◆ Work required
From the data that follows, copy every line with the string "JSON".

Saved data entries
==========
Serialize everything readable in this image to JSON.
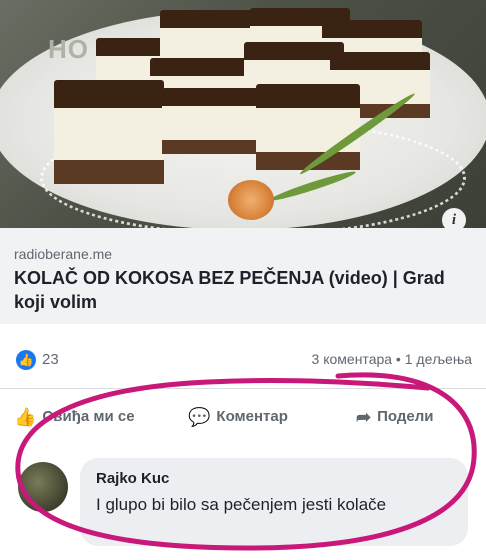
{
  "link_preview": {
    "image_alt": "coconut no-bake cake squares on a plate",
    "info_icon": "i",
    "domain": "radioberane.me",
    "headline": "KOLAČ OD KOKOSA BEZ PEČENJA (video) | Grad koji volim"
  },
  "stats": {
    "like_icon": "like-icon",
    "like_count": "23",
    "comments_shares": "3 коментара • 1 дељења"
  },
  "actions": {
    "like_label": "Свиђа ми се",
    "comment_label": "Коментар",
    "share_label": "Подели"
  },
  "comment": {
    "author": "Rajko Kuc",
    "text": "I glupo bi bilo sa pečenjem jesti kolače"
  },
  "colors": {
    "like_blue": "#1877f2",
    "annotation_magenta": "#c8187a"
  }
}
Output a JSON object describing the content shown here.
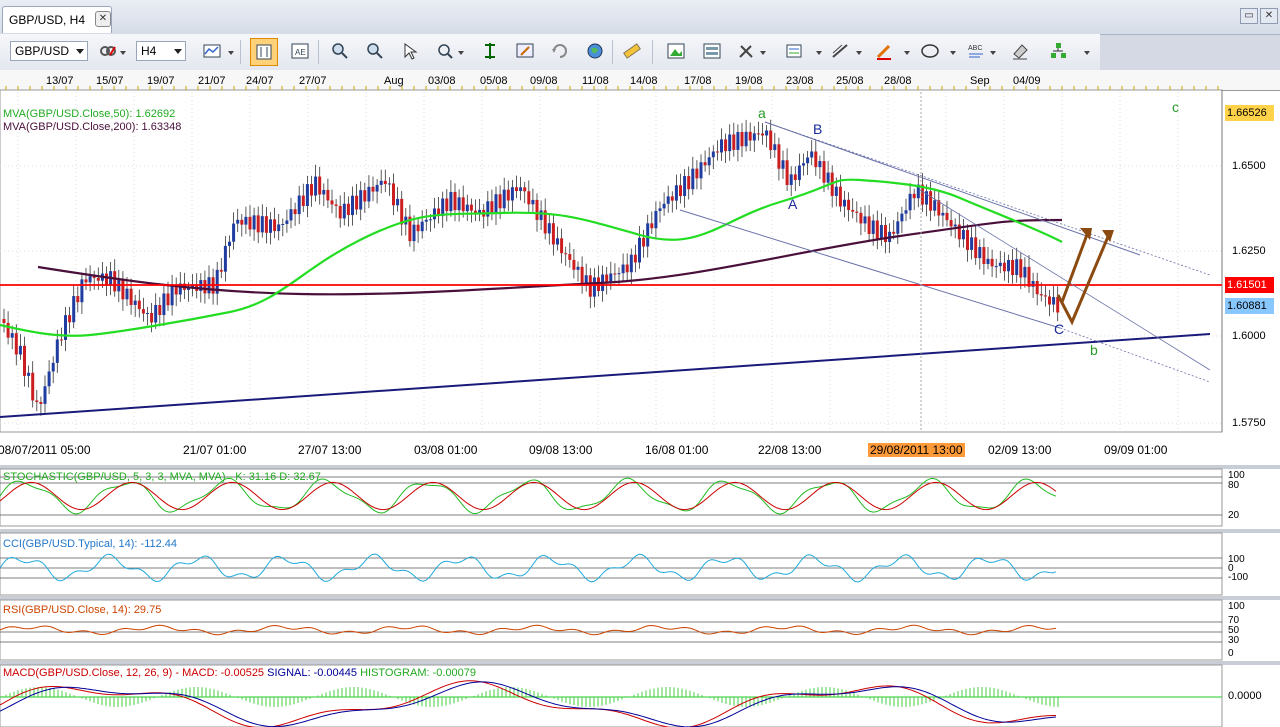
{
  "tab": {
    "title": "GBP/USD, H4",
    "close": "✕"
  },
  "window": {
    "restore": "▭",
    "close": "✕"
  },
  "toolbar": {
    "symbol": "GBP/USD",
    "timeframe": "H4"
  },
  "top_dates": [
    "13/07",
    "15/07",
    "19/07",
    "21/07",
    "24/07",
    "27/07",
    "Aug",
    "03/08",
    "05/08",
    "09/08",
    "11/08",
    "14/08",
    "17/08",
    "19/08",
    "23/08",
    "25/08",
    "28/08",
    "Sep",
    "04/09"
  ],
  "main_chart": {
    "mva50_label": "MVA(GBP/USD.Close,50): 1.62692",
    "mva200_label": "MVA(GBP/USD.Close,200): 1.63348",
    "price_ticks": [
      "1.6500",
      "1.6250",
      "1.6000",
      "1.5750"
    ],
    "price_box_top": "1.66526",
    "price_box_red": "1.61501",
    "price_box_current": "1.60881",
    "time_labels": [
      "08/07/2011 05:00",
      "21/07 01:00",
      "27/07 13:00",
      "03/08 01:00",
      "09/08 13:00",
      "16/08 01:00",
      "22/08 13:00",
      "29/08/2011 13:00",
      "02/09 13:00",
      "09/09 01:00"
    ],
    "wave_labels": {
      "a": "a",
      "B": "B",
      "A": "A",
      "C": "C",
      "b": "b",
      "c": "c"
    },
    "colors": {
      "mva50": "#22dd22",
      "mva200": "#4a0f3a",
      "support": "#ff0000",
      "trend": "#1a1a7a",
      "arrow": "#8b4a0f"
    }
  },
  "stochastic": {
    "label": "STOCHASTIC(GBP/USD, 5, 3, 3, MVA, MVA) -  K: 31.16  D: 32.67",
    "ticks": [
      "100",
      "80",
      "20"
    ]
  },
  "cci": {
    "label": "CCI(GBP/USD.Typical, 14): -112.44",
    "ticks": [
      "100",
      "0",
      "-100"
    ]
  },
  "rsi": {
    "label": "RSI(GBP/USD.Close, 14): 29.75",
    "ticks": [
      "100",
      "70",
      "50",
      "30",
      "0"
    ]
  },
  "macd": {
    "label_prefix": "MACD(GBP/USD.Close, 12, 26, 9) -",
    "macd_value": "MACD: -0.00525",
    "signal": "SIGNAL: -0.00445",
    "histogram": "HISTOGRAM: -0.00079",
    "tick": "0.0000"
  }
}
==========
◆ Result for this task
Serialize everything readable in this image to JSON.
Output a JSON object describing the content shown here.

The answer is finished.